Entries from a dataset of interfaces:

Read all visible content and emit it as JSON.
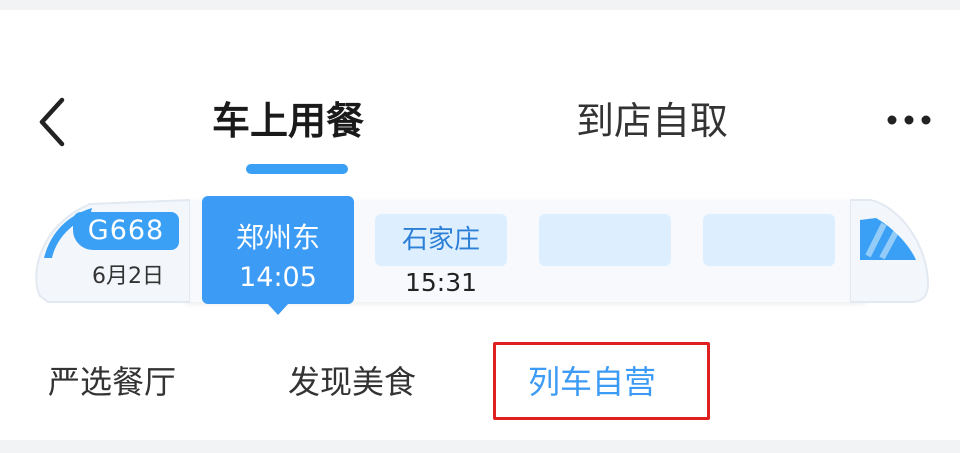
{
  "header": {
    "back_icon": "chevron-left-icon",
    "tabs": [
      {
        "label": "车上用餐",
        "active": true
      },
      {
        "label": "到店自取",
        "active": false
      }
    ],
    "more_icon": "more-horizontal-icon"
  },
  "train": {
    "number": "G668",
    "date": "6月2日",
    "accent_color": "#3aa0f5",
    "stops": [
      {
        "name": "郑州东",
        "time": "14:05",
        "selected": true
      },
      {
        "name": "石家庄",
        "time": "15:31",
        "selected": false
      },
      {
        "name": "",
        "time": "",
        "selected": false
      },
      {
        "name": "",
        "time": "",
        "selected": false
      }
    ]
  },
  "categories": [
    {
      "label": "严选餐厅",
      "active": false
    },
    {
      "label": "发现美食",
      "active": false
    },
    {
      "label": "列车自营",
      "active": true
    }
  ],
  "colors": {
    "accent": "#3c9bf5",
    "highlight_border": "#e02020",
    "stop_placeholder": "#ddefff"
  }
}
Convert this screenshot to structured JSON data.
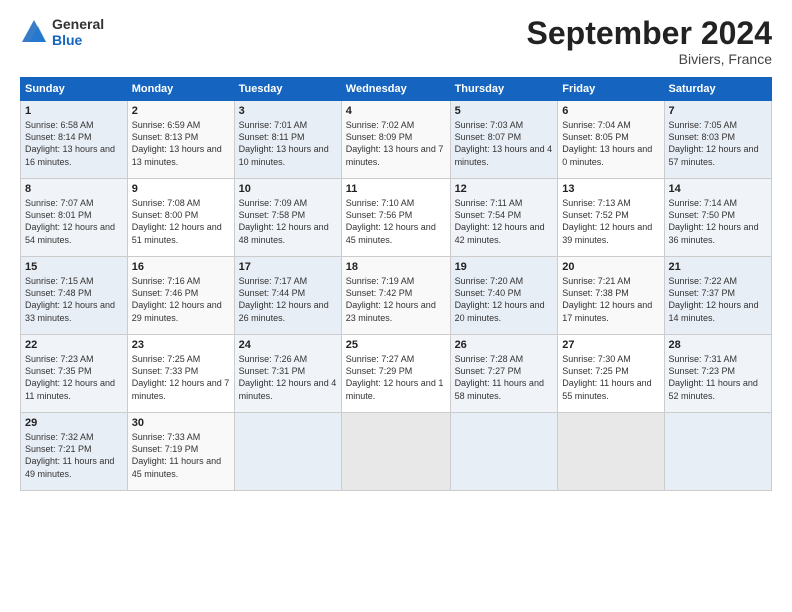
{
  "logo": {
    "general": "General",
    "blue": "Blue"
  },
  "title": "September 2024",
  "subtitle": "Biviers, France",
  "days_header": [
    "Sunday",
    "Monday",
    "Tuesday",
    "Wednesday",
    "Thursday",
    "Friday",
    "Saturday"
  ],
  "weeks": [
    [
      {
        "num": "1",
        "sunrise": "Sunrise: 6:58 AM",
        "sunset": "Sunset: 8:14 PM",
        "daylight": "Daylight: 13 hours and 16 minutes."
      },
      {
        "num": "2",
        "sunrise": "Sunrise: 6:59 AM",
        "sunset": "Sunset: 8:13 PM",
        "daylight": "Daylight: 13 hours and 13 minutes."
      },
      {
        "num": "3",
        "sunrise": "Sunrise: 7:01 AM",
        "sunset": "Sunset: 8:11 PM",
        "daylight": "Daylight: 13 hours and 10 minutes."
      },
      {
        "num": "4",
        "sunrise": "Sunrise: 7:02 AM",
        "sunset": "Sunset: 8:09 PM",
        "daylight": "Daylight: 13 hours and 7 minutes."
      },
      {
        "num": "5",
        "sunrise": "Sunrise: 7:03 AM",
        "sunset": "Sunset: 8:07 PM",
        "daylight": "Daylight: 13 hours and 4 minutes."
      },
      {
        "num": "6",
        "sunrise": "Sunrise: 7:04 AM",
        "sunset": "Sunset: 8:05 PM",
        "daylight": "Daylight: 13 hours and 0 minutes."
      },
      {
        "num": "7",
        "sunrise": "Sunrise: 7:05 AM",
        "sunset": "Sunset: 8:03 PM",
        "daylight": "Daylight: 12 hours and 57 minutes."
      }
    ],
    [
      {
        "num": "8",
        "sunrise": "Sunrise: 7:07 AM",
        "sunset": "Sunset: 8:01 PM",
        "daylight": "Daylight: 12 hours and 54 minutes."
      },
      {
        "num": "9",
        "sunrise": "Sunrise: 7:08 AM",
        "sunset": "Sunset: 8:00 PM",
        "daylight": "Daylight: 12 hours and 51 minutes."
      },
      {
        "num": "10",
        "sunrise": "Sunrise: 7:09 AM",
        "sunset": "Sunset: 7:58 PM",
        "daylight": "Daylight: 12 hours and 48 minutes."
      },
      {
        "num": "11",
        "sunrise": "Sunrise: 7:10 AM",
        "sunset": "Sunset: 7:56 PM",
        "daylight": "Daylight: 12 hours and 45 minutes."
      },
      {
        "num": "12",
        "sunrise": "Sunrise: 7:11 AM",
        "sunset": "Sunset: 7:54 PM",
        "daylight": "Daylight: 12 hours and 42 minutes."
      },
      {
        "num": "13",
        "sunrise": "Sunrise: 7:13 AM",
        "sunset": "Sunset: 7:52 PM",
        "daylight": "Daylight: 12 hours and 39 minutes."
      },
      {
        "num": "14",
        "sunrise": "Sunrise: 7:14 AM",
        "sunset": "Sunset: 7:50 PM",
        "daylight": "Daylight: 12 hours and 36 minutes."
      }
    ],
    [
      {
        "num": "15",
        "sunrise": "Sunrise: 7:15 AM",
        "sunset": "Sunset: 7:48 PM",
        "daylight": "Daylight: 12 hours and 33 minutes."
      },
      {
        "num": "16",
        "sunrise": "Sunrise: 7:16 AM",
        "sunset": "Sunset: 7:46 PM",
        "daylight": "Daylight: 12 hours and 29 minutes."
      },
      {
        "num": "17",
        "sunrise": "Sunrise: 7:17 AM",
        "sunset": "Sunset: 7:44 PM",
        "daylight": "Daylight: 12 hours and 26 minutes."
      },
      {
        "num": "18",
        "sunrise": "Sunrise: 7:19 AM",
        "sunset": "Sunset: 7:42 PM",
        "daylight": "Daylight: 12 hours and 23 minutes."
      },
      {
        "num": "19",
        "sunrise": "Sunrise: 7:20 AM",
        "sunset": "Sunset: 7:40 PM",
        "daylight": "Daylight: 12 hours and 20 minutes."
      },
      {
        "num": "20",
        "sunrise": "Sunrise: 7:21 AM",
        "sunset": "Sunset: 7:38 PM",
        "daylight": "Daylight: 12 hours and 17 minutes."
      },
      {
        "num": "21",
        "sunrise": "Sunrise: 7:22 AM",
        "sunset": "Sunset: 7:37 PM",
        "daylight": "Daylight: 12 hours and 14 minutes."
      }
    ],
    [
      {
        "num": "22",
        "sunrise": "Sunrise: 7:23 AM",
        "sunset": "Sunset: 7:35 PM",
        "daylight": "Daylight: 12 hours and 11 minutes."
      },
      {
        "num": "23",
        "sunrise": "Sunrise: 7:25 AM",
        "sunset": "Sunset: 7:33 PM",
        "daylight": "Daylight: 12 hours and 7 minutes."
      },
      {
        "num": "24",
        "sunrise": "Sunrise: 7:26 AM",
        "sunset": "Sunset: 7:31 PM",
        "daylight": "Daylight: 12 hours and 4 minutes."
      },
      {
        "num": "25",
        "sunrise": "Sunrise: 7:27 AM",
        "sunset": "Sunset: 7:29 PM",
        "daylight": "Daylight: 12 hours and 1 minute."
      },
      {
        "num": "26",
        "sunrise": "Sunrise: 7:28 AM",
        "sunset": "Sunset: 7:27 PM",
        "daylight": "Daylight: 11 hours and 58 minutes."
      },
      {
        "num": "27",
        "sunrise": "Sunrise: 7:30 AM",
        "sunset": "Sunset: 7:25 PM",
        "daylight": "Daylight: 11 hours and 55 minutes."
      },
      {
        "num": "28",
        "sunrise": "Sunrise: 7:31 AM",
        "sunset": "Sunset: 7:23 PM",
        "daylight": "Daylight: 11 hours and 52 minutes."
      }
    ],
    [
      {
        "num": "29",
        "sunrise": "Sunrise: 7:32 AM",
        "sunset": "Sunset: 7:21 PM",
        "daylight": "Daylight: 11 hours and 49 minutes."
      },
      {
        "num": "30",
        "sunrise": "Sunrise: 7:33 AM",
        "sunset": "Sunset: 7:19 PM",
        "daylight": "Daylight: 11 hours and 45 minutes."
      },
      null,
      null,
      null,
      null,
      null
    ]
  ]
}
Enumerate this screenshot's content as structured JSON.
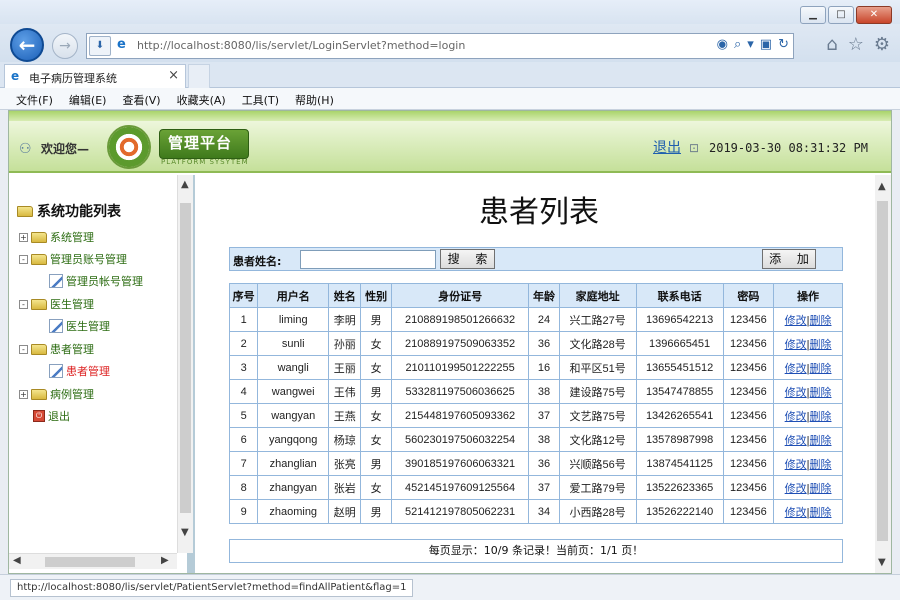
{
  "browser": {
    "url": "http://localhost:8080/lis/servlet/LoginServlet?method=login",
    "tab_title": "电子病历管理系统",
    "tab_close": "×",
    "menu": [
      "文件(F)",
      "编辑(E)",
      "查看(V)",
      "收藏夹(A)",
      "工具(T)",
      "帮助(H)"
    ],
    "status_url": "http://localhost:8080/lis/servlet/PatientServlet?method=findAllPatient&flag=1"
  },
  "header": {
    "welcome": "欢迎您—",
    "logo_title": "管理平台",
    "logo_subtitle": "PLATFORM SYSYTEM",
    "logout": "退出",
    "datetime": "2019-03-30 08:31:32 PM"
  },
  "sidebar": {
    "root": "系统功能列表",
    "nodes": [
      {
        "label": "系统管理",
        "type": "folder",
        "expand": "+"
      },
      {
        "label": "管理员账号管理",
        "type": "folder",
        "expand": "-"
      },
      {
        "label": "管理员帐号管理",
        "type": "leaf"
      },
      {
        "label": "医生管理",
        "type": "folder",
        "expand": "-"
      },
      {
        "label": "医生管理",
        "type": "leaf"
      },
      {
        "label": "患者管理",
        "type": "folder",
        "expand": "-"
      },
      {
        "label": "患者管理",
        "type": "leaf",
        "active": true
      },
      {
        "label": "病例管理",
        "type": "folder",
        "expand": "+"
      },
      {
        "label": "退出",
        "type": "exit"
      }
    ]
  },
  "main": {
    "title": "患者列表",
    "search_label": "患者姓名:",
    "search_value": "",
    "search_button": "搜 索",
    "add_button": "添 加",
    "columns": [
      "序号",
      "用户名",
      "姓名",
      "性别",
      "身份证号",
      "年龄",
      "家庭地址",
      "联系电话",
      "密码",
      "操作"
    ],
    "edit_label": "修改",
    "delete_label": "删除",
    "rows": [
      [
        "1",
        "liming",
        "李明",
        "男",
        "210889198501266632",
        "24",
        "兴工路27号",
        "13696542213",
        "123456"
      ],
      [
        "2",
        "sunli",
        "孙丽",
        "女",
        "210889197509063352",
        "36",
        "文化路28号",
        "1396665451",
        "123456"
      ],
      [
        "3",
        "wangli",
        "王丽",
        "女",
        "210110199501222255",
        "16",
        "和平区51号",
        "13655451512",
        "123456"
      ],
      [
        "4",
        "wangwei",
        "王伟",
        "男",
        "533281197506036625",
        "38",
        "建设路75号",
        "13547478855",
        "123456"
      ],
      [
        "5",
        "wangyan",
        "王燕",
        "女",
        "215448197605093362",
        "37",
        "文艺路75号",
        "13426265541",
        "123456"
      ],
      [
        "6",
        "yangqong",
        "杨琼",
        "女",
        "560230197506032254",
        "38",
        "文化路12号",
        "13578987998",
        "123456"
      ],
      [
        "7",
        "zhanglian",
        "张亮",
        "男",
        "390185197606063321",
        "36",
        "兴顺路56号",
        "13874541125",
        "123456"
      ],
      [
        "8",
        "zhangyan",
        "张岩",
        "女",
        "452145197609125564",
        "37",
        "爱工路79号",
        "13522623365",
        "123456"
      ],
      [
        "9",
        "zhaoming",
        "赵明",
        "男",
        "521412197805062231",
        "34",
        "小西路28号",
        "13526222140",
        "123456"
      ]
    ],
    "pagination": "每页显示：10/9 条记录！当前页：1/1 页！"
  }
}
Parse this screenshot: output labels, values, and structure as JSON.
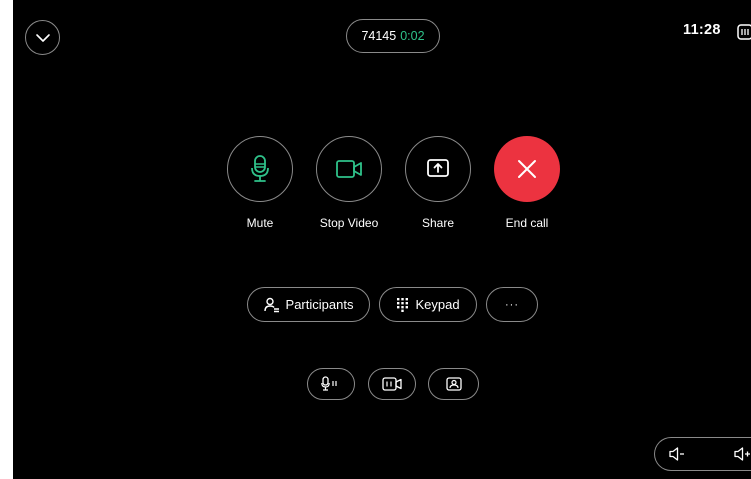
{
  "call": {
    "number": "74145",
    "duration": "0:02",
    "clock": "11:28"
  },
  "controls": {
    "mute_label": "Mute",
    "stop_video_label": "Stop Video",
    "share_label": "Share",
    "end_call_label": "End call"
  },
  "actions": {
    "participants_label": "Participants",
    "keypad_label": "Keypad",
    "more_label": "···"
  },
  "colors": {
    "accent_green": "#2fc28a",
    "end_call_red": "#ec3340",
    "outline": "#8a8a8a",
    "background": "#000000"
  },
  "icons": {
    "collapse": "chevron-down-icon",
    "layout": "layout-icon",
    "mute": "microphone-icon",
    "video": "video-camera-icon",
    "share": "share-icon",
    "end_call": "close-icon",
    "participants": "participants-icon",
    "keypad": "keypad-icon",
    "mic_settings": "microphone-settings-icon",
    "camera_settings": "camera-settings-icon",
    "selfview": "selfview-icon",
    "volume_down": "volume-down-icon",
    "volume_up": "volume-up-icon"
  }
}
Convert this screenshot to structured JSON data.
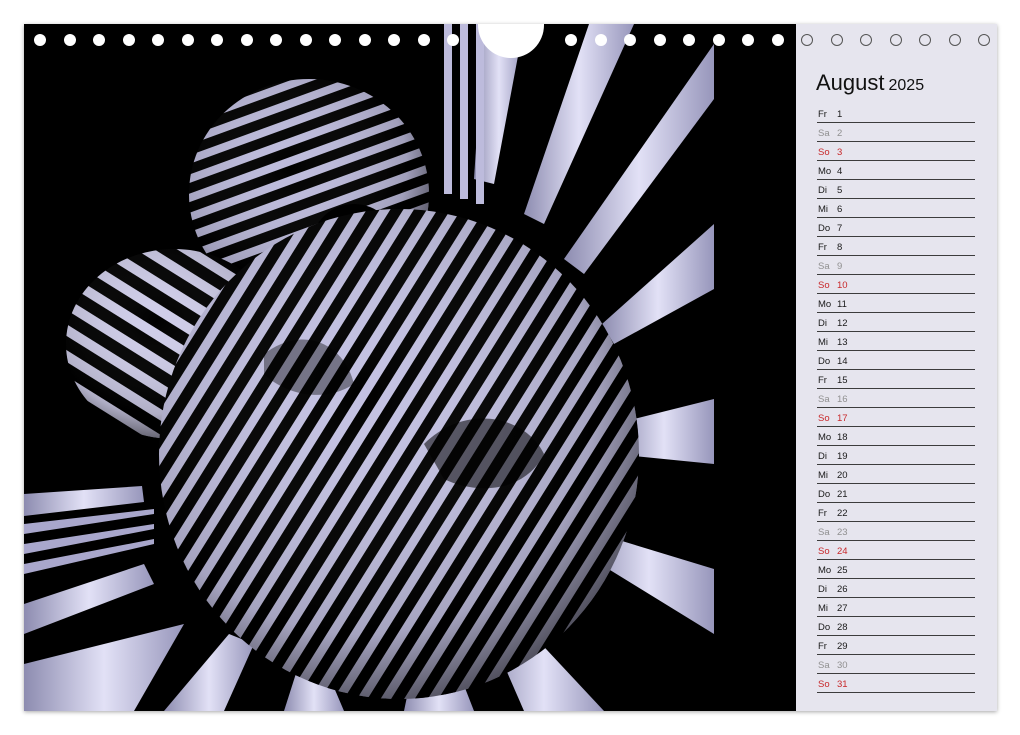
{
  "calendar": {
    "month": "August",
    "year": "2025",
    "days": [
      {
        "wd": "Fr",
        "d": "1",
        "type": "wk"
      },
      {
        "wd": "Sa",
        "d": "2",
        "type": "sat"
      },
      {
        "wd": "So",
        "d": "3",
        "type": "sun"
      },
      {
        "wd": "Mo",
        "d": "4",
        "type": "wk"
      },
      {
        "wd": "Di",
        "d": "5",
        "type": "wk"
      },
      {
        "wd": "Mi",
        "d": "6",
        "type": "wk"
      },
      {
        "wd": "Do",
        "d": "7",
        "type": "wk"
      },
      {
        "wd": "Fr",
        "d": "8",
        "type": "wk"
      },
      {
        "wd": "Sa",
        "d": "9",
        "type": "sat"
      },
      {
        "wd": "So",
        "d": "10",
        "type": "sun"
      },
      {
        "wd": "Mo",
        "d": "11",
        "type": "wk"
      },
      {
        "wd": "Di",
        "d": "12",
        "type": "wk"
      },
      {
        "wd": "Mi",
        "d": "13",
        "type": "wk"
      },
      {
        "wd": "Do",
        "d": "14",
        "type": "wk"
      },
      {
        "wd": "Fr",
        "d": "15",
        "type": "wk"
      },
      {
        "wd": "Sa",
        "d": "16",
        "type": "sat"
      },
      {
        "wd": "So",
        "d": "17",
        "type": "sun"
      },
      {
        "wd": "Mo",
        "d": "18",
        "type": "wk"
      },
      {
        "wd": "Di",
        "d": "19",
        "type": "wk"
      },
      {
        "wd": "Mi",
        "d": "20",
        "type": "wk"
      },
      {
        "wd": "Do",
        "d": "21",
        "type": "wk"
      },
      {
        "wd": "Fr",
        "d": "22",
        "type": "wk"
      },
      {
        "wd": "Sa",
        "d": "23",
        "type": "sat"
      },
      {
        "wd": "So",
        "d": "24",
        "type": "sun"
      },
      {
        "wd": "Mo",
        "d": "25",
        "type": "wk"
      },
      {
        "wd": "Di",
        "d": "26",
        "type": "wk"
      },
      {
        "wd": "Mi",
        "d": "27",
        "type": "wk"
      },
      {
        "wd": "Do",
        "d": "28",
        "type": "wk"
      },
      {
        "wd": "Fr",
        "d": "29",
        "type": "wk"
      },
      {
        "wd": "Sa",
        "d": "30",
        "type": "sat"
      },
      {
        "wd": "So",
        "d": "31",
        "type": "sun"
      }
    ]
  },
  "artwork": {
    "subject": "op-art-striped-sculpture-image",
    "colors": {
      "background": "#000000",
      "stripe": "#c9c8e6",
      "panel": "#e6e5ee",
      "sunday": "#c8282a",
      "saturday": "#909090"
    }
  }
}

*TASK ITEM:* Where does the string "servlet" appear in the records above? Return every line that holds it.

*SOLUTION FOR THIS EXERCISE:*
    "url": "http://localhost:8080/lis/servlet/LoginServlet?method=login",
    "status_url": "http://localhost:8080/lis/servlet/PatientServlet?method=findAllPatient&flag=1"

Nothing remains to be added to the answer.